My paternal grandfather provided me with deep roots in parts of Pickens and Lamar Counties , located in the western portion of the state of Alabama. He would reluctantly take my grandmother and my father back, upon occasion, to visit, as he wanted to remain in touch with his sisters, Aileen and Petronella, and to have my father know his country cousins as he grew up. Granddaddy had escaped to Birmingham in the mid-1920’s once he finished high school.
He had lost his mother in 1916, at the young age of 7. The type of cancer is uncertain to me – either it was cervical or ovarian – all that had been passed through the generations was the fact that Ann Bradley had passed from ‘the female sort’ of cancer. Richard Ladelle Bradley, my great-grandfather, had insisted all three of the children come into the bedroom one by one to say goodbye to their mother. Granddaddy, being the youngest, and thus the most unfortunate of the three offspring, was the last to go inside for the final farewell to his mother; the unintended consequence was that he was by her side at the moment of her passing – a horrific thing for a seven year old.
Two days later, the funeral was held at Macedonia Baptist Church, just across the county line – in Lamar County – where many of the Bradley’s were lifelong members. (the Lamar AND Pickens County Bradley’s pronounced it MASS-EH-DONEE. Nothing else added. For example, my great-great-grandfather, Jeremiah Bradley, per his kin, is buried over at MASS-EH-DONEE.) The closing hymn for Ann’s funeral was “I’ll Fly Away” – a tune my grandfather never, ever allowed his ears to hear or his tongue to sing ever again.
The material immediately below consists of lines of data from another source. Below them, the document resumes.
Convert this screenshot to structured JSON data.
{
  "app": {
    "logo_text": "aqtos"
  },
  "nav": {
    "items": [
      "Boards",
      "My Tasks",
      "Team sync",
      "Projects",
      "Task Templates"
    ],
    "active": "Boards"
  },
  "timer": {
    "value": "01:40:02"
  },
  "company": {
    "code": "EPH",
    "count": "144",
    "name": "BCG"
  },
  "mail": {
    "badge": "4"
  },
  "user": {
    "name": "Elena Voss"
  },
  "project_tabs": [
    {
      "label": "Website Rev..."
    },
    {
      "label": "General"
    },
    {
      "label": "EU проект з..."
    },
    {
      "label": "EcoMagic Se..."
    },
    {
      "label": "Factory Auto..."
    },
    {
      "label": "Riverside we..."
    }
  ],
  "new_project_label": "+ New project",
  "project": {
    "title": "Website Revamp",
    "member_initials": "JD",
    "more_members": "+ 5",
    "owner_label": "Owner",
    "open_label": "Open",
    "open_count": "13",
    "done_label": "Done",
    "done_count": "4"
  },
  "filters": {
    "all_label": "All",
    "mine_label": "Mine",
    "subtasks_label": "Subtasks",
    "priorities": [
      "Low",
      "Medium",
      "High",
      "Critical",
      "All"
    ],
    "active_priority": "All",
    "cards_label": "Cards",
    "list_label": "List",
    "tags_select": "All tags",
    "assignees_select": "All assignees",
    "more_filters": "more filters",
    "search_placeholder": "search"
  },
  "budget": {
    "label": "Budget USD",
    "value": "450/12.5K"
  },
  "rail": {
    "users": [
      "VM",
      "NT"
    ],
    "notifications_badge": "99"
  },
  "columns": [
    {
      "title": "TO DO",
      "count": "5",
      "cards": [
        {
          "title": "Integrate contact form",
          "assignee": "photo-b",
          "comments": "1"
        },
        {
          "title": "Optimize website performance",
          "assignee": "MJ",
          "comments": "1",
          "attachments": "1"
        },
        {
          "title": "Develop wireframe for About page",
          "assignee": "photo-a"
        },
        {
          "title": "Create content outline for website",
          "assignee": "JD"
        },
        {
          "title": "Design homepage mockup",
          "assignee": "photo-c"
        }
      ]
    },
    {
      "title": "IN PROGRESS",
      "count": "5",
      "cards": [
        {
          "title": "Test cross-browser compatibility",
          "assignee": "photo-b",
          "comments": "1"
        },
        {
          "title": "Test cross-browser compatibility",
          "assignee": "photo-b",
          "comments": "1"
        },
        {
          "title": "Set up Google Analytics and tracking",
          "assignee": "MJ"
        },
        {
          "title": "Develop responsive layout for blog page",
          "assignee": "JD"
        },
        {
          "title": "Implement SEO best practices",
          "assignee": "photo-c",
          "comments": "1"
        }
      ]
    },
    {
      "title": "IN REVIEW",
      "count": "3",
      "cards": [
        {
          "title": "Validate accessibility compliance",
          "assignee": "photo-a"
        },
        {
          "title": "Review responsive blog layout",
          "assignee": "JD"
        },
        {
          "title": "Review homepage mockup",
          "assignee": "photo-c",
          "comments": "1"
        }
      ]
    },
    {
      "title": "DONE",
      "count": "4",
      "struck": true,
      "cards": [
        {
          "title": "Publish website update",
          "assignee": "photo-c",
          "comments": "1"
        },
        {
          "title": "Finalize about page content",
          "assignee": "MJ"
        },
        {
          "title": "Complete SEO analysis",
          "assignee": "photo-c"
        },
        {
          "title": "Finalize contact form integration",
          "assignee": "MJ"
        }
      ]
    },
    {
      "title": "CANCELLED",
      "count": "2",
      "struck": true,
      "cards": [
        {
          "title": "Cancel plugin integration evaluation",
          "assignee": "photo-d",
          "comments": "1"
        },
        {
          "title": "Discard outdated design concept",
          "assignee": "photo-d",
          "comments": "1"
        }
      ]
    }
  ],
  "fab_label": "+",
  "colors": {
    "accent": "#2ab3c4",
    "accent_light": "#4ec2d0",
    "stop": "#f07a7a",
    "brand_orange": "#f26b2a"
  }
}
Eventually, Richard, my great grandfather remarried. And it was to an Absolute Terror. I am certain this woman invented the stereotypical evil stepmother. There was animosity for all three children present; however, the animosity was particularly strong for the only son of the children. Granddaddy always had a queasy stomach, and runny eggs would cause him to become utterly ill – this woman would serve hard cooked eggs to everyone but him, just to see him run from the table, turning green. She was also very cruel to animals – on more than one occasion, either Granddaddy, Aunt Pat, or Aunt Aileen would come along as she was hanging laundry – only to find the cat hung up by way of the clothes pin holding it by the scruff on the line. Finally, one day, the cast just disappeared. One by one, the children left home – the girls married and moved, although they remained in the area. Granddaddy went into Birmingham and took a job at American Cast Iron Pipe Company – the employer that he stayed with his entire adult life. Within months, his father and step mother came to visit. The Step-Mother promptly walked out to 34th Ave North, pulled a bottle of strychnine from her purse, and drank it as she stood on the corner. She was dead within moments, in spite of my grandfather and his father trying to put a stop to it.
While tragic, there was a certain element of relief in the death of my grandfather’s step-mother. No one dared mutter that aloud, but no one dared mutter the insanity that possessed her, either. And to this day, I do not know her full name – it was not fully uttered in my presence. Suicide, especially in the early 20th century, was not spoken of. It was not iterated. If broached, it was in whispered, hushed tones. There’d been an element of ‘relief’ that she was not blood-kin, as no one in their right mind wanted such a thing to be passed down to children. Sanity, or lack thereof, was passed through ‘bad blood’.
Anytime somebody mentions soft cooked eggs, I envision my poor grandfather on the verge of vomiting. I think I inherited my desire for hard-cooked eggs and well done meat from him. Anything less is disgusting.